Exercise>
Each line of the data that includes "photo" must be copied.
== Supplied data
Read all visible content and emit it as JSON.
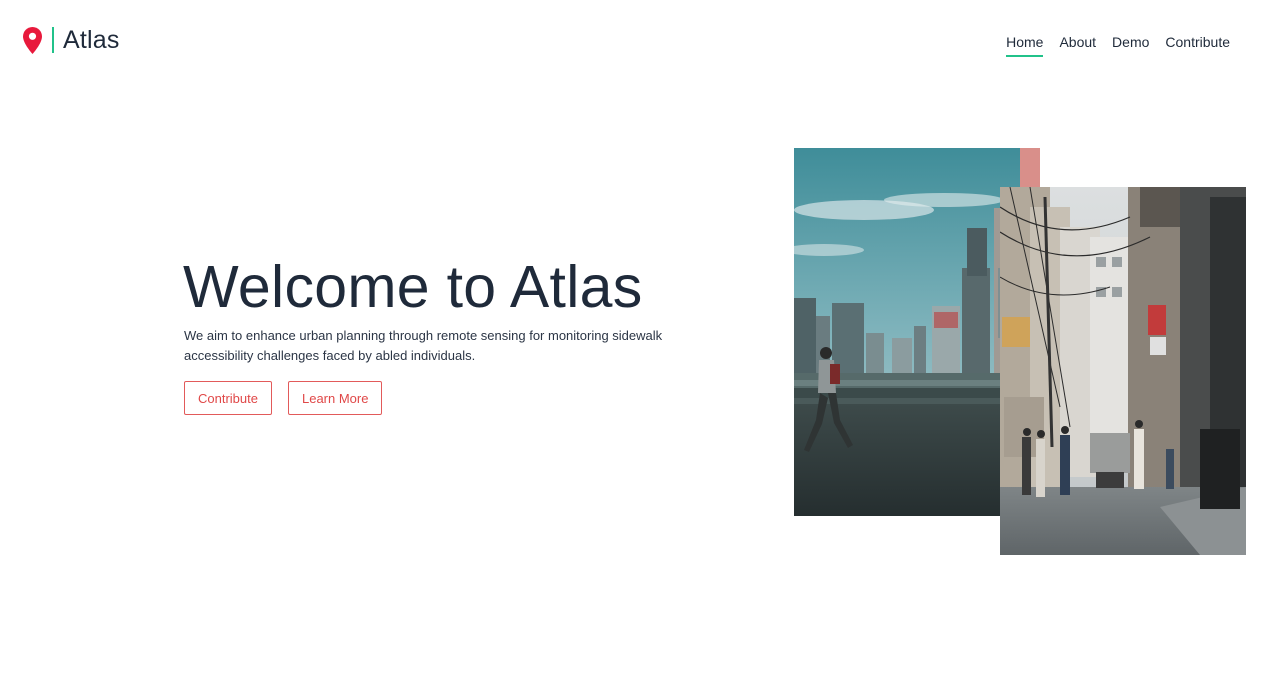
{
  "brand": {
    "name": "Atlas",
    "accent_color": "#21c28a",
    "pin_color": "#e8193c",
    "icon": "map-pin-icon"
  },
  "nav": {
    "items": [
      {
        "label": "Home",
        "active": true
      },
      {
        "label": "About",
        "active": false
      },
      {
        "label": "Demo",
        "active": false
      },
      {
        "label": "Contribute",
        "active": false
      }
    ]
  },
  "hero": {
    "title": "Welcome to Atlas",
    "description": "We aim to enhance urban planning through remote sensing for monitoring sidewalk accessibility challenges faced by abled individuals.",
    "buttons": {
      "contribute_label": "Contribute",
      "learn_more_label": "Learn More"
    },
    "button_color": "#e04848"
  },
  "images": {
    "back": "city-overpass-photo",
    "front": "busy-street-photo"
  }
}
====
Written reply>
    "back": "city-overpass-photo",
    "front": "busy-street-photo"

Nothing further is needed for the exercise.